The Land
Across lowland coastal plains and mountainous interiors, the islands of The Philippines have the richest biodiversity on earth. There are 510 species of mammals, birds, frogs and lizards that are only found in the Philippines. In comparison, Brazil has 725 unique species but it is 28 times bigger. But like many countries, this biodiversity is under threat. People are clearing natural habitats to make way for new roads and settlements, and to use natural resources like timber and minerals. In the 1950s, three quarters of The Philippines was covered by primary forest. Today, forest cover has dwindled to only a third of the land.

chocolate hills
Simon Scoones/Worldaware.
The Chocolate Hills are one of the more unusual landforms in The Philippines. These egg-shaped hills on Bohol island get their nickname from their parched, brown colour during the dry season. It is likely that they were once limestone deposits beneath the sea, uplifted by the movement of plates and then smoothed by wind and rainwater erosion.

disaster strikes
The people of the Philippines experience more natural disasters than any other country...

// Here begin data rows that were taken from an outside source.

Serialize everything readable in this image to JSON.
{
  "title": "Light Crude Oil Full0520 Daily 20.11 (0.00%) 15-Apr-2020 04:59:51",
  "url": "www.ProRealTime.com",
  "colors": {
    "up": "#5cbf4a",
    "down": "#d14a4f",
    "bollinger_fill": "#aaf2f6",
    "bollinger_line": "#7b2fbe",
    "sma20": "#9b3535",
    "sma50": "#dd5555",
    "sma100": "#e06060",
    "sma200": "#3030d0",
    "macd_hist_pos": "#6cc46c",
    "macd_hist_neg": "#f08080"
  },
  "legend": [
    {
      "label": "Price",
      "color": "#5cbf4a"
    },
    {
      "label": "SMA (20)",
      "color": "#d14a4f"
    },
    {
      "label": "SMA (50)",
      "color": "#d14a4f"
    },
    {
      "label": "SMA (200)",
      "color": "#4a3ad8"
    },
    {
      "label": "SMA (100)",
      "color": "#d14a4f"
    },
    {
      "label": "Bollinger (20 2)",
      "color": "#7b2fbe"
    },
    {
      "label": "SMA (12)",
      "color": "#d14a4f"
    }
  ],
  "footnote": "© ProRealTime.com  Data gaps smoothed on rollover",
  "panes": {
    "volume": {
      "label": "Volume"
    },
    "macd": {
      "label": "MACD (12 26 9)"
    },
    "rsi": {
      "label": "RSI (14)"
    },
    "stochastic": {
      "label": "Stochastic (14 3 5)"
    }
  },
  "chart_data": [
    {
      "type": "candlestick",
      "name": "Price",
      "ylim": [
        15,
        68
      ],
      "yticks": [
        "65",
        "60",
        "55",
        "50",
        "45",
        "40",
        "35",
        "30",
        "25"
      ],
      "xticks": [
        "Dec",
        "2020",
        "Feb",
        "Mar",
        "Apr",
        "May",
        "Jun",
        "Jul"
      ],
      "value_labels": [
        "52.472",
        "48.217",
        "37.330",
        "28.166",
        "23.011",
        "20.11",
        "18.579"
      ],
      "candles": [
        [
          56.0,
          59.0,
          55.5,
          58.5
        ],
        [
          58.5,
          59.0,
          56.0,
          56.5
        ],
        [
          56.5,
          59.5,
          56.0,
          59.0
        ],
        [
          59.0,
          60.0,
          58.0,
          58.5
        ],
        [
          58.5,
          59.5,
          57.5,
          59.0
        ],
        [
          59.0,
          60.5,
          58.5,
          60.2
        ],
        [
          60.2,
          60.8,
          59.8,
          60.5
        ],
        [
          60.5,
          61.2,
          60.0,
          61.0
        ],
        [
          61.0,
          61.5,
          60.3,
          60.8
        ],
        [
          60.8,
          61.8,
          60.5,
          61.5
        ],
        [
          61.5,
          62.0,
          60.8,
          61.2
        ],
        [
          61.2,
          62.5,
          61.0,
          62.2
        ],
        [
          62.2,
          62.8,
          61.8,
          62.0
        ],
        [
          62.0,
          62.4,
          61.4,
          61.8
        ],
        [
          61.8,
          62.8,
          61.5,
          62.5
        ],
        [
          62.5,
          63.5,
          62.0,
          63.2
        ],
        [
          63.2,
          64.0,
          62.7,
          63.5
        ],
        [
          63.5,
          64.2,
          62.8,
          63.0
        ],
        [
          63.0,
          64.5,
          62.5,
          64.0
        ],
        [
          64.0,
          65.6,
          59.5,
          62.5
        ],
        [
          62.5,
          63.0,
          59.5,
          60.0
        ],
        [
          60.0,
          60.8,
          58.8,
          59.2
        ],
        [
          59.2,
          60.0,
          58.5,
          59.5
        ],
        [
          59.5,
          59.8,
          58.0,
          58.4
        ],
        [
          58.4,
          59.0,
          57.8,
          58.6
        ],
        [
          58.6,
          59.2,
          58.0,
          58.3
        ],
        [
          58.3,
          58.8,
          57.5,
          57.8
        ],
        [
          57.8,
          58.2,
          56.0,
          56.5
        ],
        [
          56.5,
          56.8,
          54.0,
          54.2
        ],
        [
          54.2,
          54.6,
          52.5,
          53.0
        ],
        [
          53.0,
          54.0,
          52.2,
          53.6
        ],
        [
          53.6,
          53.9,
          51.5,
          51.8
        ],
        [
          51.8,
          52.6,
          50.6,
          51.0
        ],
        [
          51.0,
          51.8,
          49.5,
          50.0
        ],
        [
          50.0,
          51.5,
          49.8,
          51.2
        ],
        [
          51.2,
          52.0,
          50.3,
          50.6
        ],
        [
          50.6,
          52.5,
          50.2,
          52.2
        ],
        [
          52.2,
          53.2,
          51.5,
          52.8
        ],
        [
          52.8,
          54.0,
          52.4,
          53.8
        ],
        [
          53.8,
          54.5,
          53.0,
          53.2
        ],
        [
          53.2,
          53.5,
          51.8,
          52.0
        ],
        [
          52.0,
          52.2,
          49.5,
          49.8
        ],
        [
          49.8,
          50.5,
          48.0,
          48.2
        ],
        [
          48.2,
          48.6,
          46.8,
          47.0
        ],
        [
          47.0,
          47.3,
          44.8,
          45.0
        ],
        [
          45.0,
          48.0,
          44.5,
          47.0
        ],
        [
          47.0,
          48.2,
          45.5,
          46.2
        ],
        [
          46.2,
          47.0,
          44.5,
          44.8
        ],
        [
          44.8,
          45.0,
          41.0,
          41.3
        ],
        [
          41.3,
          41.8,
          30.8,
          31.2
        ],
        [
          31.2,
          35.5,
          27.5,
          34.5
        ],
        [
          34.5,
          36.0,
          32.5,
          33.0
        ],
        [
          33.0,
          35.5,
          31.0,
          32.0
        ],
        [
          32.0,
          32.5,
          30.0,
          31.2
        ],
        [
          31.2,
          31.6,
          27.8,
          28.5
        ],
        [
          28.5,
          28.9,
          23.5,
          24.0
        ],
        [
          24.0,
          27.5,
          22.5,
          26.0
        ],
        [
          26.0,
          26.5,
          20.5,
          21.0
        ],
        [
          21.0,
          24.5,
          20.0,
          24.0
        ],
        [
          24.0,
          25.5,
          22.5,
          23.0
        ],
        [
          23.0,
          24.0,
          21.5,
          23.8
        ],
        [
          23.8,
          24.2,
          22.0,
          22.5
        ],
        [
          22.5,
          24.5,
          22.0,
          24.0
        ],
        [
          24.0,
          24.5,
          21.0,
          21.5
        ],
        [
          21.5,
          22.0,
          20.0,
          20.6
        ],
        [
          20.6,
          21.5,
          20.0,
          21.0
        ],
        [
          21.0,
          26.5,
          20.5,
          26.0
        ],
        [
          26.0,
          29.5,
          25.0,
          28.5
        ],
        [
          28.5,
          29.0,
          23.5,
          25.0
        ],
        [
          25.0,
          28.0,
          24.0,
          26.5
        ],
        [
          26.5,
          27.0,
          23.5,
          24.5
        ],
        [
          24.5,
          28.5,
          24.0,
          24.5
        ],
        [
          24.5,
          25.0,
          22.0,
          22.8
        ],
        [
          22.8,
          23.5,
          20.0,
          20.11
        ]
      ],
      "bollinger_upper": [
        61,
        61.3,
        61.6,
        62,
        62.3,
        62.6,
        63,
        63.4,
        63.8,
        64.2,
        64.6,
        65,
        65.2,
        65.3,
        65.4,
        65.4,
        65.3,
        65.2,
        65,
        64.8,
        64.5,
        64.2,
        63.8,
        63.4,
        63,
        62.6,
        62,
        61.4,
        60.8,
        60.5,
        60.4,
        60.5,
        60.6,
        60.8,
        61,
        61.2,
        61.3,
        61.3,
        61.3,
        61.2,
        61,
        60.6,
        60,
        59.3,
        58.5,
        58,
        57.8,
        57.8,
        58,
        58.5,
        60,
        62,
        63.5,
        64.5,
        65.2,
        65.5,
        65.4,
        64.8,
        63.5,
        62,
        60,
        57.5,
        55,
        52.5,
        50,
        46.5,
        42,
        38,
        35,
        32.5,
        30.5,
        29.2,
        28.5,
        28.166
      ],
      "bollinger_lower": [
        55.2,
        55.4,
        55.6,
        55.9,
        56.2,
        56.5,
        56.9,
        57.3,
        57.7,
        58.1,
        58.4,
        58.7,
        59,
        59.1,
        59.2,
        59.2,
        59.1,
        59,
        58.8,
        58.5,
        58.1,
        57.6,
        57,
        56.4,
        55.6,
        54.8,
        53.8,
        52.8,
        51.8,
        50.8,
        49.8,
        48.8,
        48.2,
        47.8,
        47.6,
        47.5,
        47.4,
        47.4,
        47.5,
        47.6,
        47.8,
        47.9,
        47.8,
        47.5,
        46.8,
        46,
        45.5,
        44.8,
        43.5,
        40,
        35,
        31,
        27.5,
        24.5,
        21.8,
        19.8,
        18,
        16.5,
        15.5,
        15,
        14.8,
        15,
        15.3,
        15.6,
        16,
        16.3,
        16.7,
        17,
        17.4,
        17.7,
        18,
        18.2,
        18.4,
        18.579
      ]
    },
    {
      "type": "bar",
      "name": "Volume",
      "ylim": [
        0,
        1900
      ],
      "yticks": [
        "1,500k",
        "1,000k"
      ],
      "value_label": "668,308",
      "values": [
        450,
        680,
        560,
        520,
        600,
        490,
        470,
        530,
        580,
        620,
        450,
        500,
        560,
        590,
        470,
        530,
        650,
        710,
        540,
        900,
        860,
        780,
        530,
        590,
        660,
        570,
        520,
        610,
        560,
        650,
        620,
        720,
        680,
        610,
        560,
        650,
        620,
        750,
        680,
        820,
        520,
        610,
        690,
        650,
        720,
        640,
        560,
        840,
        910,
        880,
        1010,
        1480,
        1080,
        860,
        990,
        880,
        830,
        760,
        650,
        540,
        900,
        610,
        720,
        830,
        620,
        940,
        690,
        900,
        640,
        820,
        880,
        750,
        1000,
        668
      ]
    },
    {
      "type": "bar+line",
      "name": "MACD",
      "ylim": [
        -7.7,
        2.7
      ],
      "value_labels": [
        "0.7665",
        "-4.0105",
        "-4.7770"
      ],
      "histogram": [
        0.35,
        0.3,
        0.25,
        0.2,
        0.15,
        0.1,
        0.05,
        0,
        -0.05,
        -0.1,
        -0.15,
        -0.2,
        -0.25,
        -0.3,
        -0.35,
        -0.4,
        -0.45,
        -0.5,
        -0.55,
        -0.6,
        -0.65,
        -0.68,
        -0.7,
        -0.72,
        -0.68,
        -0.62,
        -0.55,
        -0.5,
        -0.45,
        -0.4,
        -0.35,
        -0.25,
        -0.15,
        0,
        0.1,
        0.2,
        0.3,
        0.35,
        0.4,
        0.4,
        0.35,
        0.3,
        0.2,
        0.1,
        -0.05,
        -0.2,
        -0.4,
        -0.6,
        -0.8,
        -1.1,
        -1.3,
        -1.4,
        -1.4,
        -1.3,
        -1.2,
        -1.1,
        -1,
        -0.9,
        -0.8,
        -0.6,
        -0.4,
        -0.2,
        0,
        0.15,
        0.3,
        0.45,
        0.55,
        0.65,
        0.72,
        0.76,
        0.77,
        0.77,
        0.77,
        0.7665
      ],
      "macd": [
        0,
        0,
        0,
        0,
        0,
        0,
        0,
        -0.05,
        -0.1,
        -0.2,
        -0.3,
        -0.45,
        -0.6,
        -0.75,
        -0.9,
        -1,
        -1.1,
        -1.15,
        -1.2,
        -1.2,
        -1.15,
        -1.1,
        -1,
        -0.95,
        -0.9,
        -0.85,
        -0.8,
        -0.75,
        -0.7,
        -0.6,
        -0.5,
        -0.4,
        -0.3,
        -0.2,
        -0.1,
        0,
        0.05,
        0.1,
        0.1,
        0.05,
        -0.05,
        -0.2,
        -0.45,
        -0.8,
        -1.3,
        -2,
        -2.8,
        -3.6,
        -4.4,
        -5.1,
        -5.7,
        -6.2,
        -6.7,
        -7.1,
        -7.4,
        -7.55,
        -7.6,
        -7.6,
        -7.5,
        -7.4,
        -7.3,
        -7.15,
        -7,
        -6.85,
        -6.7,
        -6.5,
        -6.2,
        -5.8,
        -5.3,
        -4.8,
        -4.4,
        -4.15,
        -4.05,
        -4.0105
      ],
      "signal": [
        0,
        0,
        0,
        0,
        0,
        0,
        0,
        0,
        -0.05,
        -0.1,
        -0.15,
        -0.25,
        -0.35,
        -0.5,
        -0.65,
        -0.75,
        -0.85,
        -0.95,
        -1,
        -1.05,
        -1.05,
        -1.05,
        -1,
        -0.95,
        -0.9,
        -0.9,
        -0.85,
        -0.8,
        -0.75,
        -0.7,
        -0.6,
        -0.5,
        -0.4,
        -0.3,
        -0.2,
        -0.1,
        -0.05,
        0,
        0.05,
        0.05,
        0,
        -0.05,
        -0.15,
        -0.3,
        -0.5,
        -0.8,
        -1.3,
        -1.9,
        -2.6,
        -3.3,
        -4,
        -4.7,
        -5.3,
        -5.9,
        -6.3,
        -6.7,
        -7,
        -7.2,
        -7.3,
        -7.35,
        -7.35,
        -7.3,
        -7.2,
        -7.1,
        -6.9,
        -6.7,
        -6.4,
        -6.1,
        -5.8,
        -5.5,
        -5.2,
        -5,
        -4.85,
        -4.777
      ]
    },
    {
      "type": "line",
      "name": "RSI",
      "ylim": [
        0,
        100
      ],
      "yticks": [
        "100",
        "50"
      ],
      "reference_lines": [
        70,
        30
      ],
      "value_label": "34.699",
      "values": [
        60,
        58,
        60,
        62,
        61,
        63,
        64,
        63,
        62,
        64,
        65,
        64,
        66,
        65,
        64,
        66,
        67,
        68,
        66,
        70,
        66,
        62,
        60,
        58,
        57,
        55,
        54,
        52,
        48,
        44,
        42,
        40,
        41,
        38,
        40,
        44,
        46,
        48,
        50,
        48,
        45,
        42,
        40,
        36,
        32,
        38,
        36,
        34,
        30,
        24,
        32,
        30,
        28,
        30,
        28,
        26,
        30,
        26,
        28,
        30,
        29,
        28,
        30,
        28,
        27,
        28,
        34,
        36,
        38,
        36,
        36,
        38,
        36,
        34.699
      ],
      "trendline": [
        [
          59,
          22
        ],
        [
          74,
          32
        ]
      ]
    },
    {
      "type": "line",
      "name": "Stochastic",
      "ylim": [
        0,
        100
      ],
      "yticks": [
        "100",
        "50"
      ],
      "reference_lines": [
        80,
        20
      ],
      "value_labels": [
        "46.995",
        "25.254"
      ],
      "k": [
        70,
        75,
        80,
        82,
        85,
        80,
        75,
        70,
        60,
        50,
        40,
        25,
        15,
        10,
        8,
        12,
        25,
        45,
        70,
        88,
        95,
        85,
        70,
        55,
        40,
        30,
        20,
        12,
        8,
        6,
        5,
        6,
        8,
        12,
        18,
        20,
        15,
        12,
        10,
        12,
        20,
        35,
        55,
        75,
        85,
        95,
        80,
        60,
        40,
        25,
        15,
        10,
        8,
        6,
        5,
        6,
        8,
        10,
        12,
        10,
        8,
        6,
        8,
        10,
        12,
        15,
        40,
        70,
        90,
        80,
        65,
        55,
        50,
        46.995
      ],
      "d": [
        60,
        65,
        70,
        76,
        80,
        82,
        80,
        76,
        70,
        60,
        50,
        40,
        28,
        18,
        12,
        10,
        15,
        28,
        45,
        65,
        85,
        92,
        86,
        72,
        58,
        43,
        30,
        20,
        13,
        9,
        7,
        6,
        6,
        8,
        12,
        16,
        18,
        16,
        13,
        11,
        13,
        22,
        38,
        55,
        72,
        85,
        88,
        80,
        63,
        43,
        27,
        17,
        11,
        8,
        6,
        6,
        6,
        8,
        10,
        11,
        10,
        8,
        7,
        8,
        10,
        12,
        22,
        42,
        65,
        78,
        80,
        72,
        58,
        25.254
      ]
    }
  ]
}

  • There are 17 active volcanoes in The Philippines.
  • Since 1975, there have been twelve earthquakes and six volcanic eruptions.
  • Over one million people were affected by floods in 2000.
  • The Philippines has an average of 19 typhoons a year, causing flash floods and considerable damage to farmland and property.
  • Between 1975-2000, there were 250 natural disasters causing 37,000 deaths.

click herefor a table that shows the worst ten according to the numbers of people killed.

click here to find out how the number of natural disasters in The Philippines compares to other countries in south-east Asia.

How can the actions of people make some of these natural disasters even worse? click here

Pinatubo Ten Years On
volcano Mount Pinatubo's eruption on June 14th 1991 was one of the largest of the 20th century. 500,000 people living in the shadow of the volcano are still affected by this natural disaster. To find out more,
click here

The Climate
climate graphLying 5-15° north of the equator, the climate is hot and humid all year round. Although the sea influences the climate of individual islands to some extent, all the islands have two seasons during the year, a dry season from January to June, and a wet season from July to December. Like much of northern Australia, The Philippines suffered a drought in 1999 when it should have been the wet season. This is because of a change in the behaviour of the Trade Winds that blow across the Pacific Ocean known as El Nino. To find out more about El Nino and the reverse phenomenon, La Nina, visit The Pacific Marine Environmental Laboratory website, www.pmel.noaa.gov/tao/elnino/nino-home.html